(YOUR TASK)
Lines with the word "folder" in them must be copied from the records below.

(Extracted data entries)
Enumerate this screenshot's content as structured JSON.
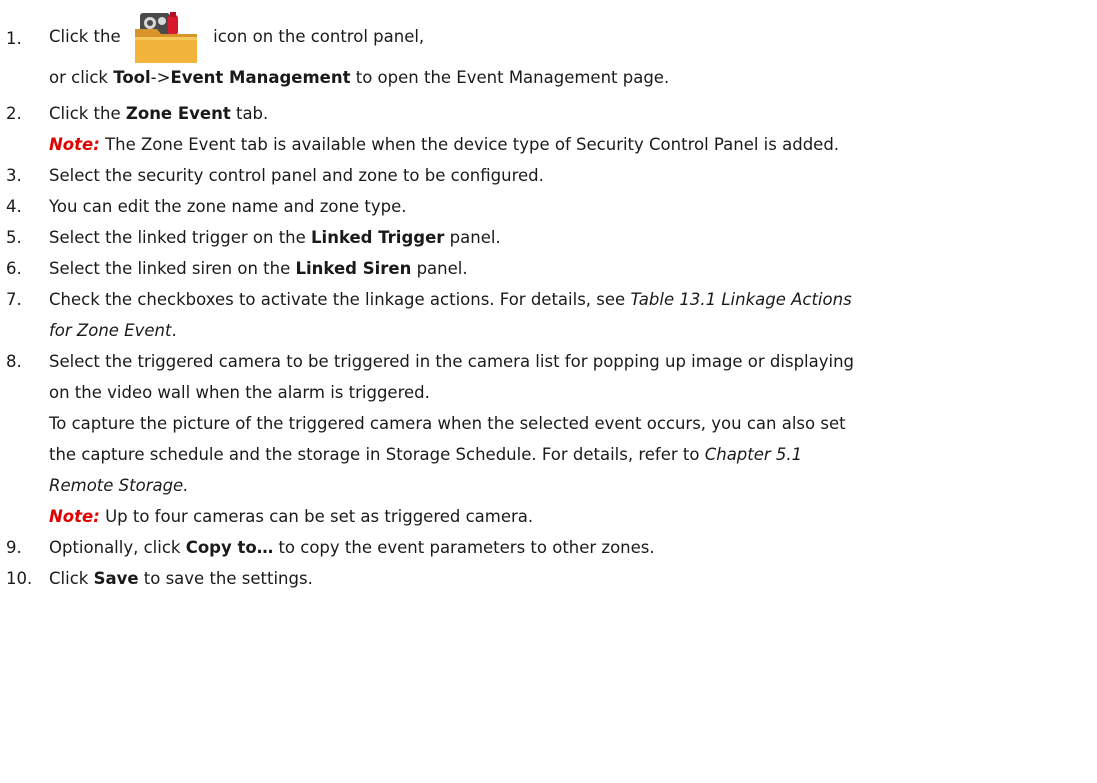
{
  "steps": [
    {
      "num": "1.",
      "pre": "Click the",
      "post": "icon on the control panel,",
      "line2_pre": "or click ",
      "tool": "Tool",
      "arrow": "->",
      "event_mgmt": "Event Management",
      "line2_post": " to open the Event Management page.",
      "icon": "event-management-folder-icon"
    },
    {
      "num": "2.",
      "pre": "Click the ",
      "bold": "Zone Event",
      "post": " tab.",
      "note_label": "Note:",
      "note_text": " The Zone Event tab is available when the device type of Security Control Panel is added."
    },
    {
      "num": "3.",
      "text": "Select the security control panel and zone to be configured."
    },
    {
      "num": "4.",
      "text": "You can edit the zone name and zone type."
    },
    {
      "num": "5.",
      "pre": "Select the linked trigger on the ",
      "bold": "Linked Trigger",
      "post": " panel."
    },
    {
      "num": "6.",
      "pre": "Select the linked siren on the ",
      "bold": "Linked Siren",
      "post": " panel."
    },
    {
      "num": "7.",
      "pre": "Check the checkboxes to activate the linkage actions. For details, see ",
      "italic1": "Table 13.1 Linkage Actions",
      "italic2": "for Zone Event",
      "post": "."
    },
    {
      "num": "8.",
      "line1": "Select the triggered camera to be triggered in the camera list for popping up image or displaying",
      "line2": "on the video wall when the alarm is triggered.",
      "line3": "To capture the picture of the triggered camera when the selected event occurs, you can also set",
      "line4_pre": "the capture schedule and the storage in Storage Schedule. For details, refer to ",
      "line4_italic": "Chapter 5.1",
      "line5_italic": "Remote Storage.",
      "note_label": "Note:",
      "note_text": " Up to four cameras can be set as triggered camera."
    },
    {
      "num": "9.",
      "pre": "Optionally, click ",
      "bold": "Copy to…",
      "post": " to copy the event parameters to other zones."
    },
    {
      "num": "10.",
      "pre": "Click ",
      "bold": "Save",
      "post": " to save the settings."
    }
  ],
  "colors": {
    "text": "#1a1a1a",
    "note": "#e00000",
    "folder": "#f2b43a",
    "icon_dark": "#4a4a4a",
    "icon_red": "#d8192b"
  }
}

(EXERCISE ANSWER)
      "icon": "event-management-folder-icon"
    "folder": "#f2b43a",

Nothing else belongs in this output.